** Material provided follows **
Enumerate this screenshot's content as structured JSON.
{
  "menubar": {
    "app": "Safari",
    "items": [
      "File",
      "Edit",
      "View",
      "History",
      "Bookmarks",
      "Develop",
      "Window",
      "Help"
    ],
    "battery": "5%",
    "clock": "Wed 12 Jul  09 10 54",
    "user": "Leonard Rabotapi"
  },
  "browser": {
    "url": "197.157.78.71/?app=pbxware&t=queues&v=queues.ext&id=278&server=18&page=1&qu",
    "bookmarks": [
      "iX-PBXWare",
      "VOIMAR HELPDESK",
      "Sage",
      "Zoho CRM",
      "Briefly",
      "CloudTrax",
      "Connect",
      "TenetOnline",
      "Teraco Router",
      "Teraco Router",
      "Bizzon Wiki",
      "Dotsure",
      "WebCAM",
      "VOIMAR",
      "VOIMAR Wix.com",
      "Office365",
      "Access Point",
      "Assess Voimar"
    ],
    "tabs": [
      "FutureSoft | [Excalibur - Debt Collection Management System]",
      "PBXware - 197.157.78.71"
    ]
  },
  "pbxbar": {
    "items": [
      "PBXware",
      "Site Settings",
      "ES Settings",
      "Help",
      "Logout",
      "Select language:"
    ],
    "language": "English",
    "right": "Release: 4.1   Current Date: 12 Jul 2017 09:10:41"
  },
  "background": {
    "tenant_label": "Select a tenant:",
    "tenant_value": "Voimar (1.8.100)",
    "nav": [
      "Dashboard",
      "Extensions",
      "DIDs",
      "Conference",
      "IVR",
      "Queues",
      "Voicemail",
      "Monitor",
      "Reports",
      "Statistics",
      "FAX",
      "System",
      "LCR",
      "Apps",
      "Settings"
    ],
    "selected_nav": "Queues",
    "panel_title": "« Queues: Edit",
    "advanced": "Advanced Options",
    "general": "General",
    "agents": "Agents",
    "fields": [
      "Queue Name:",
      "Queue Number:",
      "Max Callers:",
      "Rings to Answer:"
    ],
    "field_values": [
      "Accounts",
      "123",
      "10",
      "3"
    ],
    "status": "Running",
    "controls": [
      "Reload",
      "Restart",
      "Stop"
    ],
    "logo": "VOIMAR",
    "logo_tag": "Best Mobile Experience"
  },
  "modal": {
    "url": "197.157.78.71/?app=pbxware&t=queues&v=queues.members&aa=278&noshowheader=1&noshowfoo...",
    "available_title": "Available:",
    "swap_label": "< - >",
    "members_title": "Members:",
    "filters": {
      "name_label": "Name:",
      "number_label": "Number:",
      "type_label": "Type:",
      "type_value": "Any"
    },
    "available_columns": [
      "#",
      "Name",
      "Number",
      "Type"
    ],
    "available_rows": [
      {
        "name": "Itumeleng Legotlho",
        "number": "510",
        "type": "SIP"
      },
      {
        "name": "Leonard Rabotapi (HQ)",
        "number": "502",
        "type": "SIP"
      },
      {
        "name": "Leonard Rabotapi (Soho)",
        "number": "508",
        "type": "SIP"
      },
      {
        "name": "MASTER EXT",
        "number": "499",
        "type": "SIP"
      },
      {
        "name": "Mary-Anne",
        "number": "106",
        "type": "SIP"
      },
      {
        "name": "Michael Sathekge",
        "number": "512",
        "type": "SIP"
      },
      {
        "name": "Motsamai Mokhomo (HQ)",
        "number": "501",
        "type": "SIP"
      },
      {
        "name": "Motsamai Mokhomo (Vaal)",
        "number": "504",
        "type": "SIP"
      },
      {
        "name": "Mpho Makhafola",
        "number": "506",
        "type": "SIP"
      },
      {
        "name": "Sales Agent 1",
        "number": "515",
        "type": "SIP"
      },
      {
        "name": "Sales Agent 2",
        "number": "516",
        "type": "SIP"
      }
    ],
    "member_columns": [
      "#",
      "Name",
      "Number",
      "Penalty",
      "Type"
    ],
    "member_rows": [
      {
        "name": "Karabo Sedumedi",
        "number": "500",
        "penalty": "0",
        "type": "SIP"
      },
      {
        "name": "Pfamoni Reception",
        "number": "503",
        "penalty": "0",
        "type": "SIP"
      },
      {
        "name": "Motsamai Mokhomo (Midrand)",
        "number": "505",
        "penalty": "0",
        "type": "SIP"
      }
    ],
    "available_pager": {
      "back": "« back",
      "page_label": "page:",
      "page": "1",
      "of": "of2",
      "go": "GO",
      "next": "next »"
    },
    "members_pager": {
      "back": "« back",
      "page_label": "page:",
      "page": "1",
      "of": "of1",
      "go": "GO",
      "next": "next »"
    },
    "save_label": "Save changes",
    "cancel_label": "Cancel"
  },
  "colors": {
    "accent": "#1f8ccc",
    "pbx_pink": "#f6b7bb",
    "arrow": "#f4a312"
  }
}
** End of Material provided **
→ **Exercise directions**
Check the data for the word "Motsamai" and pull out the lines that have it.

→ **Solution for this task**
        "name": "Motsamai Mokhomo (HQ)",
        "name": "Motsamai Mokhomo (Vaal)",
        "name": "Motsamai Mokhomo (Midrand)",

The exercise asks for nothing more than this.